In 2006, the most recent year for which we have estimates, we spent $10.3 billion in care for lung cancer patients, and the estimated loss of economic productivity due to lung cancer is $36.1 billion -- far higher than the next-highest figure (which is breast cancer, at a $12.1-billion loss).
The burden of this disease to us as a society should be, in itself, enough to compel us to do everything we can to improve diagnosis and treatment. Yet lung cancer receives much less research funding than other types of cancer that cause fewer deaths.
The stigma associated with lung cancer definitely takes its toll on survivors personally, and it’s possible that it also affects research funding for the disease. Using the most recent available data on National Cancer Institute research funding, lung cancer received only $1,875 per death, compared to $17,028 per breast cancer death, $10,638 per prostate cancer death, and $6,008 per colorectal cancer death.
It’s impossible to read the minds of people who make decisions regarding funding for lung cancer research, but I think funding disparities can be attributed partly to a combination of the smoking stigma and ageism. If a 73-year-old person has a life-threatening disease, that’s not perceived as being as important to society as a disease that affects younger people. And an older patient population also means less patient advocacy.
The fight against breast cancer, for example, has been promoted successfully because many young women who are survivors have their life to give to raising awareness. The cure rate for lung cancer is much lower than for breast cancer. So there are fewer advocates.
Need for New Screening Methods and Biologic Therapies
There is a need for greater research funding to advance two priorities that could make a significant difference for patients with lung cancer -- perfection of screening methods to catch more cases in the early stages, and stepped-up evaluation of biologic therapies, which can be equally as effective or more effective than chemotherapy without the overall toxicity.

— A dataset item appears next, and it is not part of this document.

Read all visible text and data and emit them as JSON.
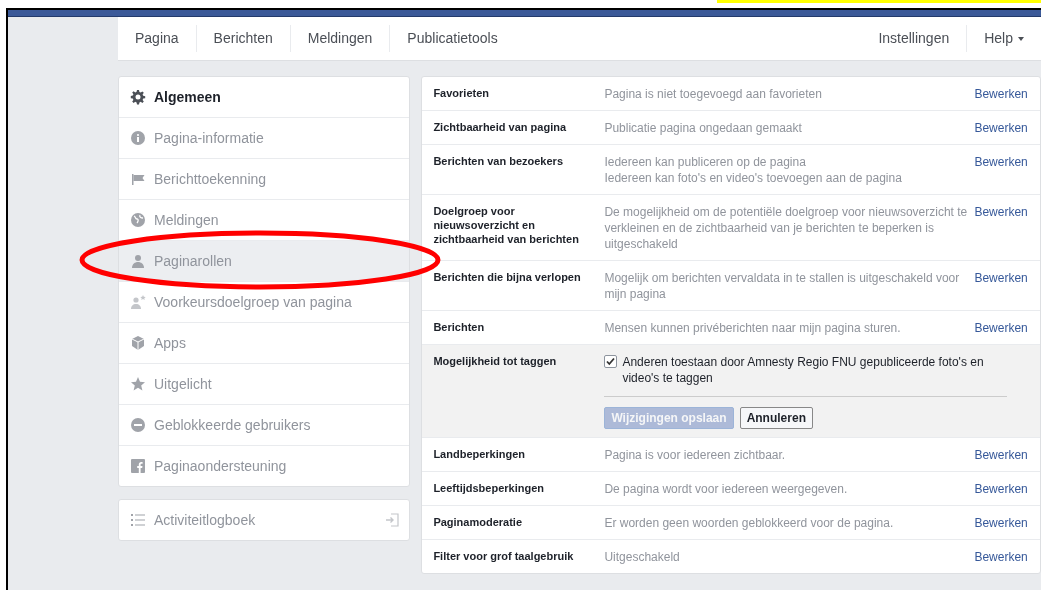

Improved screening is an urgent need. Today, only about 20 percent of lung-cancer cases are caught at stage one. If we could increase that to 40 percent, we would improve survival dramatically.
Spiral computed tomography (CT) scan screening is a promising technique that’s being tested for patients known to be at high risk, but as a widespread tool, even CT has a drawback: the high chance of false positives.
Your CT scan might show a little nodule, but that does not necessarily mean you have lung cancer, and follow-up testing for lung cancer is invasive: if you have a positive screening for a mammography, you get a needle biopsy, but a positive screen from a CT scan might lead to a surgery.
We would like to be able to determine your true cancer status without having to do additional CT screens on you for the next five years or subjecting you to an unnecessary lung biopsy.
A line of research that holds much promise is perfecting a method for combining CT scans with a serum or urine test that detects a protein or other biomarker.
Even if we improve diagnosis, we’ll always have people who present with advanced disease, and the cure rate for those people is, frankly, dismal. One way to improve that rate is with better targeting of biologic therapies.
Industry is producing these agents faster than we can test them. We need to put more effort into testing and enhancing these agents -- which could improve treatment for others cancers as well. For instance, Avastin (bevacizumab) is now known to be successful against lung cancer, but it wasn’t originally conceived as a lung cancer agent.
To carry out these research priorities, we must erase the stigma that accompanies lung cancer and give the disease the full research support that its sufferers and their families deserve.
In the meantime, we will count on survivors such as Taylor Bell, who handles the smoking question with grace. After she tells people that no, she never smoked, the second question usually is: “Well, how did you get it?” Her response: “Why does anyone get cancer?”